PROBLEM:
Determine the number of lines in the following entries that hold the word "title". Give only that number.

Records from a data source

Start of Block

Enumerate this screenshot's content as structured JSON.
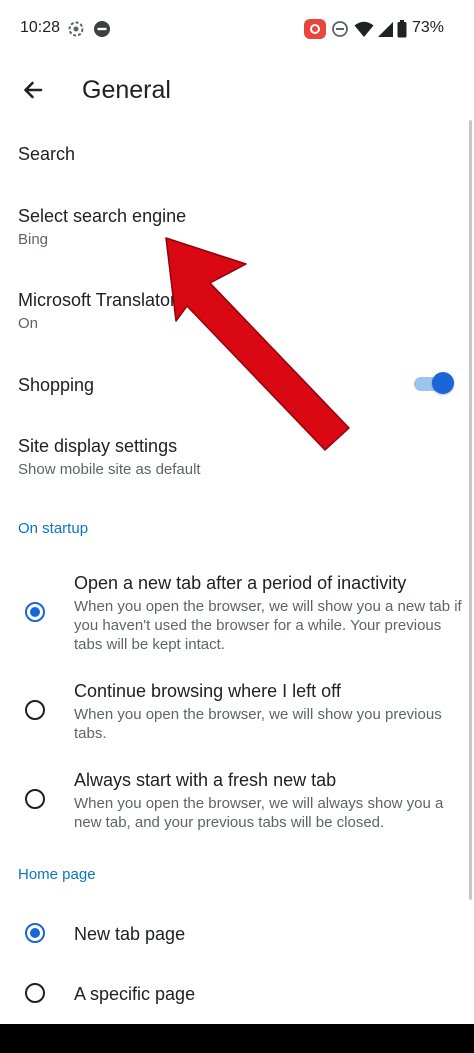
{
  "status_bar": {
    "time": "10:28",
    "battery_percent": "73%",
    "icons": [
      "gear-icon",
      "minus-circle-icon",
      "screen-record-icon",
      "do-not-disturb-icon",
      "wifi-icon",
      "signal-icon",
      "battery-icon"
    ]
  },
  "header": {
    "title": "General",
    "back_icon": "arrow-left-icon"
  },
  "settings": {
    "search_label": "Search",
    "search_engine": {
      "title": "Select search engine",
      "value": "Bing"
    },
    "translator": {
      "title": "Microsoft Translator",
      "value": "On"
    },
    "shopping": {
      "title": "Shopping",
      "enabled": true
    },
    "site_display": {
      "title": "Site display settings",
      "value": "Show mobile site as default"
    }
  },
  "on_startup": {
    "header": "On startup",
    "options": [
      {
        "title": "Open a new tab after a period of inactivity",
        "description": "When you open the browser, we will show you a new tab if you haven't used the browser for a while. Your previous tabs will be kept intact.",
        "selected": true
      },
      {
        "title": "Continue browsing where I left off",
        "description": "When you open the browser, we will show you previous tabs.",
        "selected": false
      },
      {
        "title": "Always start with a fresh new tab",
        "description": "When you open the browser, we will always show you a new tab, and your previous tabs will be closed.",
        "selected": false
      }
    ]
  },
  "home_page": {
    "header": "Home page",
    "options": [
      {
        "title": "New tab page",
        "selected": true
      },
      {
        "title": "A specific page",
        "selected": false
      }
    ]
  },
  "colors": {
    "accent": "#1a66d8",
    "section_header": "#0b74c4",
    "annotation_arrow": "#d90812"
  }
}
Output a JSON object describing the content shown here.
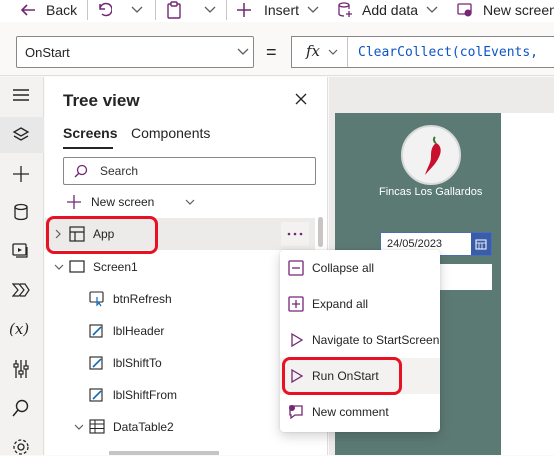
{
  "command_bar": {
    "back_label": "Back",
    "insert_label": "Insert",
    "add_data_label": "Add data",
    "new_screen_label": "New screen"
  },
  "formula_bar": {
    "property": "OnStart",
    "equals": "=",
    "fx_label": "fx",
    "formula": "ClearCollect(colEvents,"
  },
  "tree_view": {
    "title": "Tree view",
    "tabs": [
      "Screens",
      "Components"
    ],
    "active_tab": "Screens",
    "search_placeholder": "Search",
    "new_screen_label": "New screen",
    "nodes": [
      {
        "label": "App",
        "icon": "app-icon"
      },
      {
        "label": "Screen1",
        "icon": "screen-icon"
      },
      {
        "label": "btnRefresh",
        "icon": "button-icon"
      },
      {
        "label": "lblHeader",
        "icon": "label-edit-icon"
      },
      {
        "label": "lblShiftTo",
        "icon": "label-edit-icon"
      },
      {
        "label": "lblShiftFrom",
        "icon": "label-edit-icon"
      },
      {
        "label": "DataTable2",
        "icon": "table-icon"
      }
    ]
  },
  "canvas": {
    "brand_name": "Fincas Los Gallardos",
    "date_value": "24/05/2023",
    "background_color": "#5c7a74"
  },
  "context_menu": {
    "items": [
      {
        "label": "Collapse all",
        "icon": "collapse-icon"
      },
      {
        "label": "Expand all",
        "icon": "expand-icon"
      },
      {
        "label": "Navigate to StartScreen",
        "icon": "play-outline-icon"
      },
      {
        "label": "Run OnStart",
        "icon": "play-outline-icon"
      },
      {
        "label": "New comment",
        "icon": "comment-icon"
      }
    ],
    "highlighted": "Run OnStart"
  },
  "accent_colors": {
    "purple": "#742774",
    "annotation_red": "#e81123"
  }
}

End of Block

EXERCISE OUTPUT:
11